Teachers’ Day Out at HSM

If you are a teacher who happens to be in the vicinity of the Hill Country Science Mill in Johnson City, Texas, this week, a great opportunity awaits!  The Mill is offering free admission to teachers from August 5th to August 7th and the chance to win $100 credit to spend in their Science Store.  I’ve mentioned this wonderful spot before on my blog, and I highly recommend you make a visit.  There are activities that the entire family can enjoy!  Click here to learn more.

hillcountrysciencemill

Legos are Awesome

There.

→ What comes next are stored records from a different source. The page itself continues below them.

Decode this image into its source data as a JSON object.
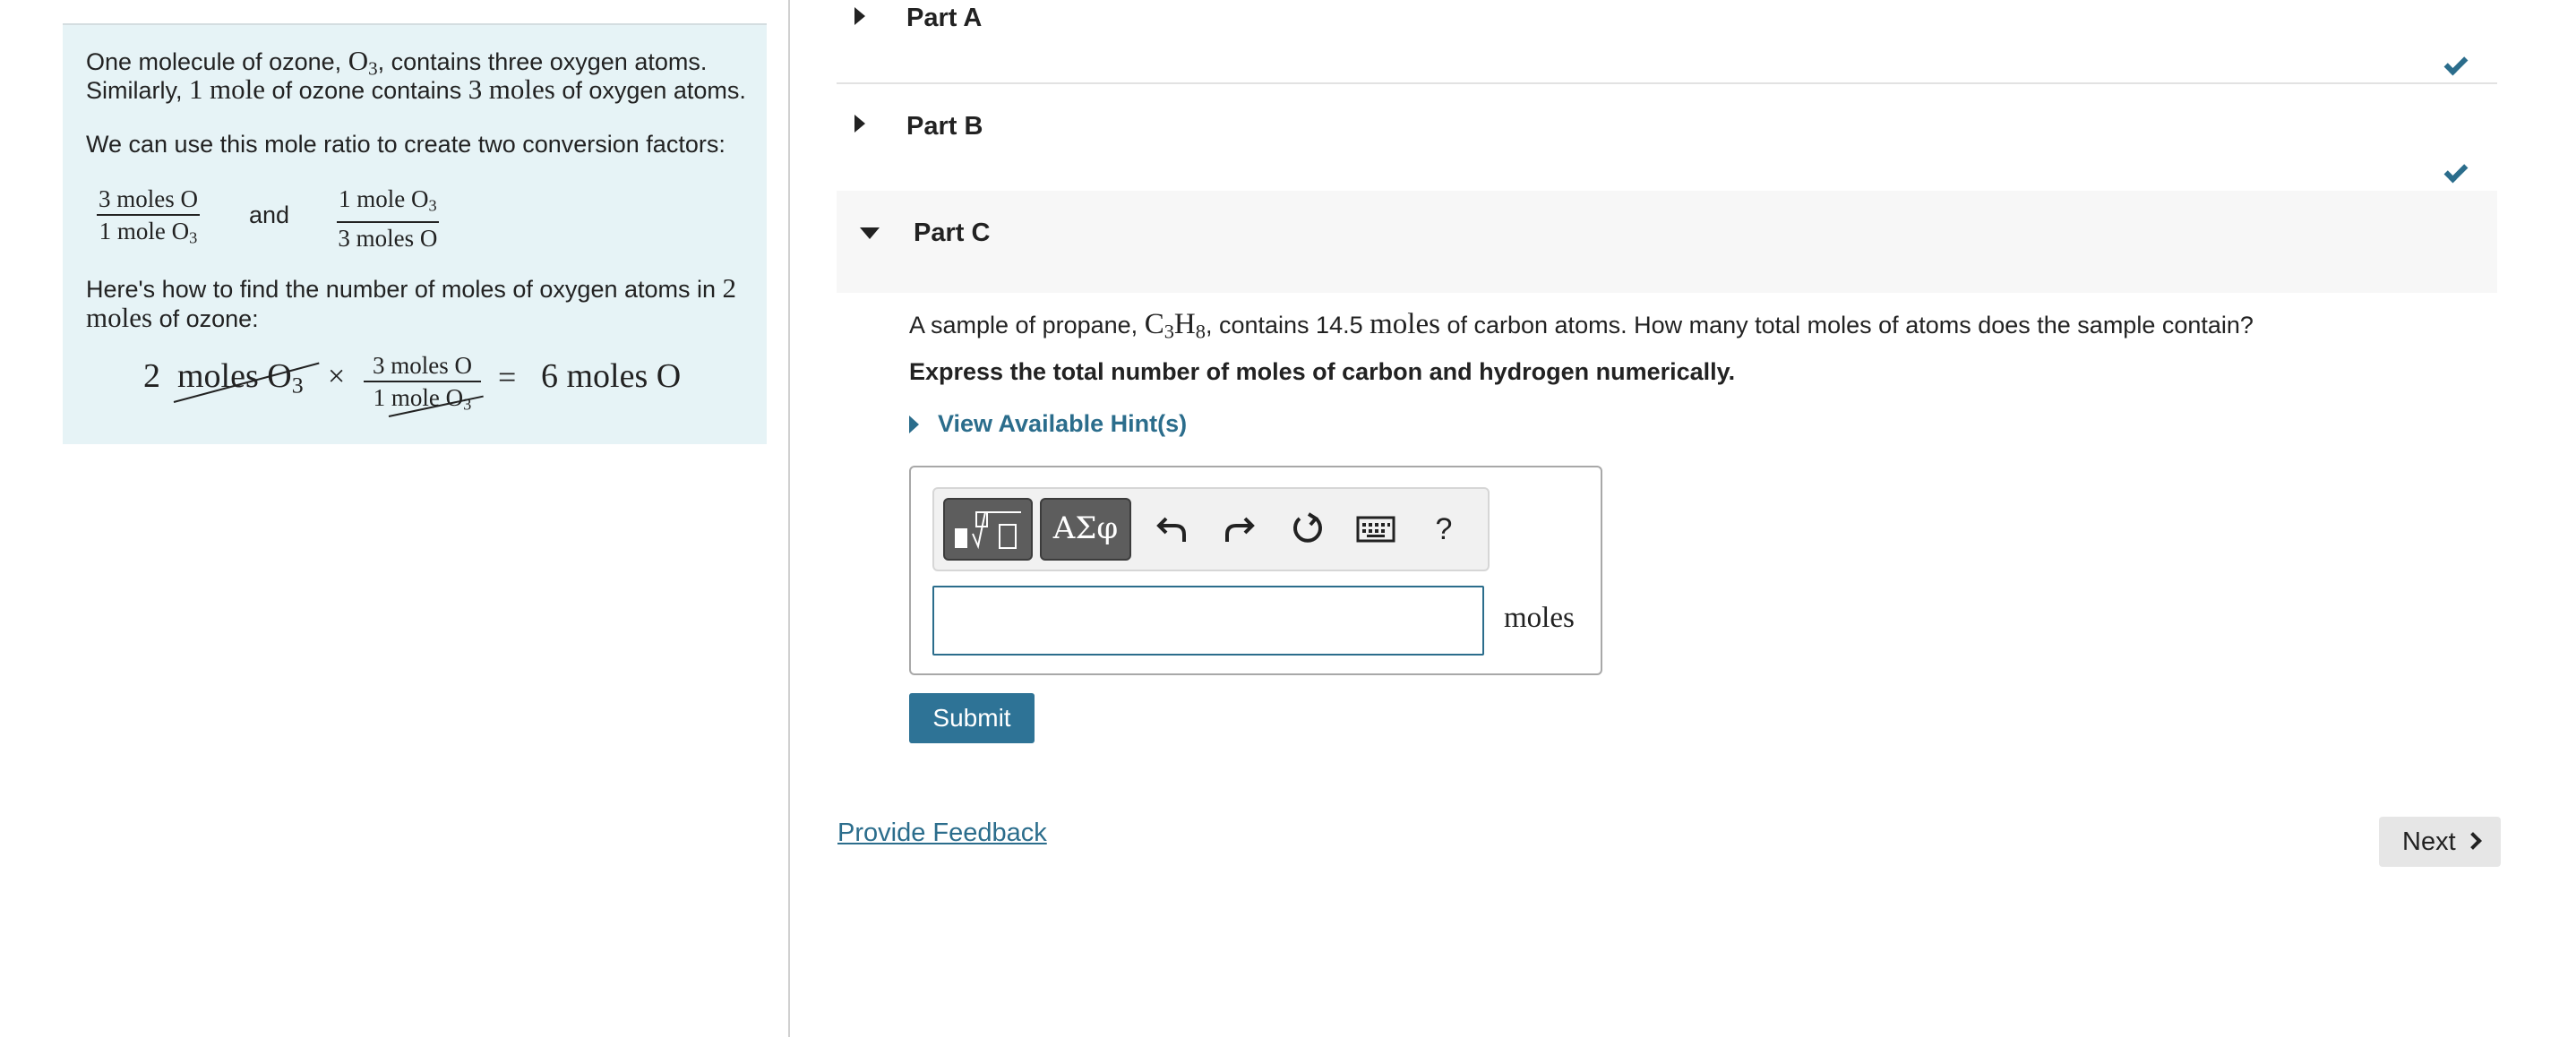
{
  "intro": {
    "p1_a": "One molecule of ozone,",
    "p1_math_o3": "O",
    "p1_sub3": "3",
    "p1_b": ", contains three oxygen atoms.",
    "p2_a": "Similarly,",
    "p2_one": "1",
    "p2_mole": "mole",
    "p2_b": "of ozone contains",
    "p2_three": "3",
    "p2_moles": "moles",
    "p2_c": "of oxygen atoms.",
    "p3": "We can use this mole ratio to create two conversion factors:",
    "factor1_num": "3 moles O",
    "factor1_den_text": "1 mole O",
    "factor1_den_sub": "3",
    "and": "and",
    "factor2_num_text": "1 mole O",
    "factor2_num_sub": "3",
    "factor2_den": "3 moles O",
    "p4_a": "Here's how to find the number of moles of oxygen atoms in",
    "p4_two": "2",
    "p4_moles": "moles",
    "p4_b": "of ozone:",
    "calc_coef": "2",
    "calc_units": "moles O",
    "calc_units_sub": "3",
    "calc_times": "×",
    "calc_frac_num": "3 moles O",
    "calc_frac_den_one": "1",
    "calc_frac_den_units": "mole O",
    "calc_frac_den_sub": "3",
    "calc_eq": "=",
    "calc_result": "6 moles O"
  },
  "parts": {
    "a": {
      "title": "Part A",
      "completed": true
    },
    "b": {
      "title": "Part B",
      "completed": true
    },
    "c": {
      "title": "Part C",
      "expanded": true
    }
  },
  "question": {
    "text_a": "A sample of propane,",
    "formula_c": "C",
    "formula_c_sub": "3",
    "formula_h": "H",
    "formula_h_sub": "8",
    "text_b": ", contains 14.5",
    "moles_word": "moles",
    "text_c": "of carbon atoms. How many total moles of atoms does the sample contain?",
    "instruction": "Express the total number of moles of carbon and hydrogen numerically.",
    "hint_label": "View Available Hint(s)"
  },
  "answer": {
    "toolbar": {
      "templates_icon": "template-icon",
      "symbols_label": "ΑΣφ",
      "undo_icon": "undo-icon",
      "redo_icon": "redo-icon",
      "reset_icon": "reset-icon",
      "keyboard_icon": "keyboard-icon",
      "help_label": "?"
    },
    "input_value": "",
    "unit": "moles"
  },
  "actions": {
    "submit_label": "Submit",
    "feedback_label": "Provide Feedback",
    "next_label": "Next"
  },
  "colors": {
    "accent": "#2b6d8c",
    "intro_bg": "#e6f3f6",
    "submit_bg": "#2e7396"
  }
}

I said it.  I never thought I would.  Growing up, I had ZERO interest in Legos.

As an adult, I’ve continued to have ZERO interest in Legos.

Until a couple of years ago.

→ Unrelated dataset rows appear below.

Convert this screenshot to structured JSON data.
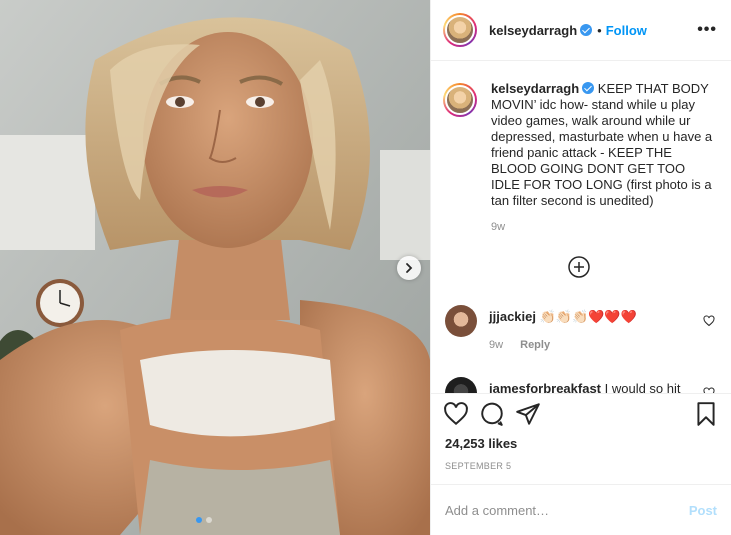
{
  "post": {
    "username": "kelseydarragh",
    "follow_label": "Follow",
    "bullet": "•",
    "more_label": "•••",
    "caption": "KEEP THAT BODY MOVIN’ idc how- stand while u play video games, walk around while ur depressed, masturbate when u have a friend panic attack - KEEP THE BLOOD GOING DONT GET TOO IDLE FOR TOO LONG (first photo is a tan filter second is unedited)",
    "caption_age": "9w",
    "likes": "24,253 likes",
    "date": "SEPTEMBER 5",
    "add_comment_placeholder": "Add a comment…",
    "post_button": "Post"
  },
  "comments": [
    {
      "username": "jjjackiej",
      "text": "👏🏻👏🏻👏🏻❤️❤️❤️",
      "age": "9w",
      "reply_label": "Reply"
    },
    {
      "username": "jamesforbreakfast",
      "text": "I would so hit that 🔥🔥🔥"
    }
  ],
  "icons": {
    "verified": "verified-badge-icon",
    "heart": "heart-icon",
    "comment": "comment-icon",
    "share": "share-icon",
    "save": "bookmark-icon",
    "load_more": "plus-circle-icon",
    "next": "chevron-right-icon"
  },
  "colors": {
    "accent": "#0095f6",
    "verified": "#3897f0",
    "muted": "#8e8e8e",
    "post_disabled": "#b2dffc"
  }
}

It turns out that Legos are a lot more versatile than I thought.

I briefly related my newfound respect for Legos in one of the posts I did for my Maker Space Essential Series.  If you do a search on my blog, you will find plenty of other posts related to Legos.

Since this is the National Week of Making in the United States, I thought I would curate a few more resources for you that offer opportunities to use Legos for more than just following the instructions in the box.

Make Magazine has an online page of Lego Ideas, which includes how to make a Lego puzzle.

The Lego Quest blog has 52 Lego challenges on it, one of which was to use Legos to represent a favorite song.

image from Lego Quest
Vivaldi’s “Four Seasons” – image from Lego Quest

Finally, here are 25 Lego Learning Activities, which include making a balloon powered Lego car.

Don’t have your own Legos?  Well, you might have great success, as I did, just asking for donations.  Or, you could always make your own, like this student did on his home 3D printer to make a gift for me. (He made the green ones.)

3d Printed Legos

Yep. I used to think the only way Legos could make me cry would be to embed themselves in the bottom of my bare feet at inopportune moments.

Now they make a different kind of impression on me.

#NationOfMakers

According to the White House, the United States is celebrating a “National Week of Making” from 6/12-6/18 this year.  A National Maker Faire was held in Washington, D.C., on the 12th and 13th, and people all of the country are sharing ideas with the #nationofmakers hashtag.  You can go to this link to get ideas on ways to engage in making.

As many of you know, I am a huge proponent of the “maker movement” – especially within our schools.  It’s good to see it getting this kind of attention for the 2nd year in a row.

For a list of makers who participated in the National Maker Faire, check out this page.  You will see new ideas and new people that you might want to reach out to for “maker” advice.

If you would like some more resources, I have a Pinterest Board full of ideas and links to great websites for Makers!

image from
image from Go Make video on A Nation of Makers